Szechuan peppercorns have a unique flavor, somewhat reminiscent of citrus (they are in the same Rutaceae family, along with all citrus, rue, and curry leaf), but with an earthiness, resinousness and warmth quite distinct from any other common food. But it's not really the flavor that attracts most people to Szechuan peppercorns: it's more the sensation it causes on the lips and in the mouth.
At once both numbing and stimulating, it's often defined as "tingly", or even like a mild electric shock. In China, the sensation is called "má". We don't have a word for it in English. Scientists believe it comes from a unique compound found in the plants called hydroxy-alpha-sanshool.
The shell of the fruit which surrounds the seed is the most potent part, and it can be ground, crushed, or used whole. It's sometimes utilized directly in dishes, but also can be soaked in oil and then the oil used.
For a long time, importing viable seeds of this species was illegal because they were believed to threaten our country's important citrus industry (thanks to a bacterial disease called "Citrus canker" or Xanthomonas citri). But scientists now know better and the blanket ban was finally lifted in 2005.
This is a temperate perennial tree or shrub that thrives across much of the US. We have a friend here in South Jersey who has nice mature bushes he's been growing for years.
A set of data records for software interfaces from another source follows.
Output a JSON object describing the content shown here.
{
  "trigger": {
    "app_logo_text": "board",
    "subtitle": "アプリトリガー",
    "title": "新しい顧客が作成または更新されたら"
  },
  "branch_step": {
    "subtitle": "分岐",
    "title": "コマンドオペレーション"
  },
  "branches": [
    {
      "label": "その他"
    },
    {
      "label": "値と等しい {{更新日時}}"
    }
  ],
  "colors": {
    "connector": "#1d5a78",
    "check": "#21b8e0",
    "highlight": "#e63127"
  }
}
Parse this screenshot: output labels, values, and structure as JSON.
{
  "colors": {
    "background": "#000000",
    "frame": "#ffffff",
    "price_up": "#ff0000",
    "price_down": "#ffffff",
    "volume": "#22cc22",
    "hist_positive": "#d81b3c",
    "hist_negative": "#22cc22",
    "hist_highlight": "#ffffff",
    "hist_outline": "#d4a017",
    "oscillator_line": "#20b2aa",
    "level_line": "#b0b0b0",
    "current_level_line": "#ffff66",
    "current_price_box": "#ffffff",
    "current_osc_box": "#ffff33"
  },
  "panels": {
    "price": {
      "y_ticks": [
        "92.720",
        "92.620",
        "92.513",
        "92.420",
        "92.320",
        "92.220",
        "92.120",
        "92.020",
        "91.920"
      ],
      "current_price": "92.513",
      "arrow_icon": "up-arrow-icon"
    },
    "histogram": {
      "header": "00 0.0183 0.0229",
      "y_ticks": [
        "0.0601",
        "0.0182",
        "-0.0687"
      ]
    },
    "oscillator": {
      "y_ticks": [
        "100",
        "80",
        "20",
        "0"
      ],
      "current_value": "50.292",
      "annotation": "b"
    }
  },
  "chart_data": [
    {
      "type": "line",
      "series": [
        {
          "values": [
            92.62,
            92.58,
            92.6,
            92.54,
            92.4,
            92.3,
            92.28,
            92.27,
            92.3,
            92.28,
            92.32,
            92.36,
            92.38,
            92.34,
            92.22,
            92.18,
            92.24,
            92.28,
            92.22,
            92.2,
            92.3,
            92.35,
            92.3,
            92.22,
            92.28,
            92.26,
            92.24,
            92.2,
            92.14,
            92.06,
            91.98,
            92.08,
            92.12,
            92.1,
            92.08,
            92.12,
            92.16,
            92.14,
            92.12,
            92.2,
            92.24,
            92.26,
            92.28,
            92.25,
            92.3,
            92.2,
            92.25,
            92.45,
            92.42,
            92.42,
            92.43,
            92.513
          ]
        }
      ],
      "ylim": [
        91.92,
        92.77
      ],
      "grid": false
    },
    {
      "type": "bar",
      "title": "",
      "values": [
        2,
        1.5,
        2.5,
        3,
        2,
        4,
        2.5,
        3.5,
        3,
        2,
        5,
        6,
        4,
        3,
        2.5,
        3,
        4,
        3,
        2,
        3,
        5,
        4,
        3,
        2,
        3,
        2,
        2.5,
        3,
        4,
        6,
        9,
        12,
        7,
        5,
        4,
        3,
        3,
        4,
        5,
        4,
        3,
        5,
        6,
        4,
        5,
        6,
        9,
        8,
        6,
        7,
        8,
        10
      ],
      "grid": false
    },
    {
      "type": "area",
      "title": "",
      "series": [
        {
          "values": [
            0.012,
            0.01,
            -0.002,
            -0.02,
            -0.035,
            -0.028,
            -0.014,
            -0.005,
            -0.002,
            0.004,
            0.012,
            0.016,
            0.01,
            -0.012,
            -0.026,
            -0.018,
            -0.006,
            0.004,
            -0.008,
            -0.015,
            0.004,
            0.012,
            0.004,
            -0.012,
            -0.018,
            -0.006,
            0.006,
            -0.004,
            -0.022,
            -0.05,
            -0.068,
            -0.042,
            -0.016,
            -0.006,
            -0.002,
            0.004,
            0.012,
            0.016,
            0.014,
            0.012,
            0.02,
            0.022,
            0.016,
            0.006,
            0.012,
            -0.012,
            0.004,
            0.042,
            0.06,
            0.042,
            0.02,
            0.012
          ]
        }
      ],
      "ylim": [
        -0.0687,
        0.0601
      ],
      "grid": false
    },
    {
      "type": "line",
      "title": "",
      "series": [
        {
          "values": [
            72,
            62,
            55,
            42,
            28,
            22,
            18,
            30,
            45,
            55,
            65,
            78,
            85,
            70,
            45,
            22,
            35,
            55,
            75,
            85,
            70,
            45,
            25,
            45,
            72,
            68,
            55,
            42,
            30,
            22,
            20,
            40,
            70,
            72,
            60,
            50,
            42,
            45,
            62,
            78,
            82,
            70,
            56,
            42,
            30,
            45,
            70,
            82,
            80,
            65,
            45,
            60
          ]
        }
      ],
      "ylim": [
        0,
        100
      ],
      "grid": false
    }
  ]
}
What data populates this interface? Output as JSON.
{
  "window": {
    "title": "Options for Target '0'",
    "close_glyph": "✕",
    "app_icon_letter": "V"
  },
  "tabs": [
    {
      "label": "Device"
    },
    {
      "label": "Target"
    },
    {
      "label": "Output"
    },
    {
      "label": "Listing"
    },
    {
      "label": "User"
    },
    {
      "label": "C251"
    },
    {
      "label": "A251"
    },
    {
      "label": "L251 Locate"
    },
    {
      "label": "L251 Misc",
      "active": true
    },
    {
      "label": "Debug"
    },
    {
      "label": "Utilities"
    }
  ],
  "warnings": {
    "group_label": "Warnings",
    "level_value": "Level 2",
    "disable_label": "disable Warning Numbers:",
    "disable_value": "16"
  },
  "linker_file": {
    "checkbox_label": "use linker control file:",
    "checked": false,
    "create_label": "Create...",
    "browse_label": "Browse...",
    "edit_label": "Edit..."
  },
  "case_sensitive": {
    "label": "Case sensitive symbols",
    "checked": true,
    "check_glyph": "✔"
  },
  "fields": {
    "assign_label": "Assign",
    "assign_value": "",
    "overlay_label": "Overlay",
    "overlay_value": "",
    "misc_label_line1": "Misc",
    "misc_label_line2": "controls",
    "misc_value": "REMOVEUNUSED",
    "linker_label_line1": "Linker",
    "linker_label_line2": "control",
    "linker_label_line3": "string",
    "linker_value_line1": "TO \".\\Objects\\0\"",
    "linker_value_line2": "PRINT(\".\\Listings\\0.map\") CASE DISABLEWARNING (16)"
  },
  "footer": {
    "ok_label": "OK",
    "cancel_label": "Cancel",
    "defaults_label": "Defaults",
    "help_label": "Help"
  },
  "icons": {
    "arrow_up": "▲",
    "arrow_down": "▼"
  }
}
One advantage to growing your own: the fresh fruit are even more potent than dried fruit. Commercially available peppercorns are also often heat-treated or irradiated, and they can sit in warehouses or in transit for many months or years before reaching your table, so the power is even less pronounced. The only way to get really fresh and vibrant Szechuan peppercorns is to grow your own!
These seeds were imported from China by the good folks at Sheffield's Seeds in Locke, NY.
GROWING TIPS: Seeds should be soaked for 24 hours, then cold-stratified for 120 days, before planting 1/8 inch deep. Happiest in zones 6-9, it will thrive in loamy soils that are well-drained but also retain moisture. It can handle full sun of partial shade.
Photos come from NC State's Extension Gardener Plant Toolbox information page about this species.